## EXERCISE OBJECTIVE
Starting with the first line, output the data exactly, through to the last line.
%%
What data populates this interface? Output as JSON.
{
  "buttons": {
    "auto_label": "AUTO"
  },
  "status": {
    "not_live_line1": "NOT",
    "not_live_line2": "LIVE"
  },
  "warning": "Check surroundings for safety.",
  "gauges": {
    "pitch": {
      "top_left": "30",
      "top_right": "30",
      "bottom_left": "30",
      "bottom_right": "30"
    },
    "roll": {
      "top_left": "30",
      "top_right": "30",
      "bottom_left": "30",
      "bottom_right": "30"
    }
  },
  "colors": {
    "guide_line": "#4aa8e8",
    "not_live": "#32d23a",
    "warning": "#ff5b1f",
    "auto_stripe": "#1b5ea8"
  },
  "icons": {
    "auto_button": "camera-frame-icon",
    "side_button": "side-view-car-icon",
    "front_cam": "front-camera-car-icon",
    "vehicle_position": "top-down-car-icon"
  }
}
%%
## TASK RESULT
What data populates this interface? Output as JSON.
{
  "buttons": {
    "auto_label": "AUTO"
  },
  "status": {
    "not_live_line1": "NOT",
    "not_live_line2": "LIVE"
  },
  "warning": "Check surroundings for safety.",
  "gauges": {
    "pitch": {
      "top_left": "30",
      "top_right": "30",
      "bottom_left": "30",
      "bottom_right": "30"
    },
    "roll": {
      "top_left": "30",
      "top_right": "30",
      "bottom_left": "30",
      "bottom_right": "30"
    }
  },
  "colors": {
    "guide_line": "#4aa8e8",
    "not_live": "#32d23a",
    "warning": "#ff5b1f",
    "auto_stripe": "#1b5ea8"
  },
  "icons": {
    "auto_button": "camera-frame-icon",
    "side_button": "side-view-car-icon",
    "front_cam": "front-camera-car-icon",
    "vehicle_position": "top-down-car-icon"
  }
}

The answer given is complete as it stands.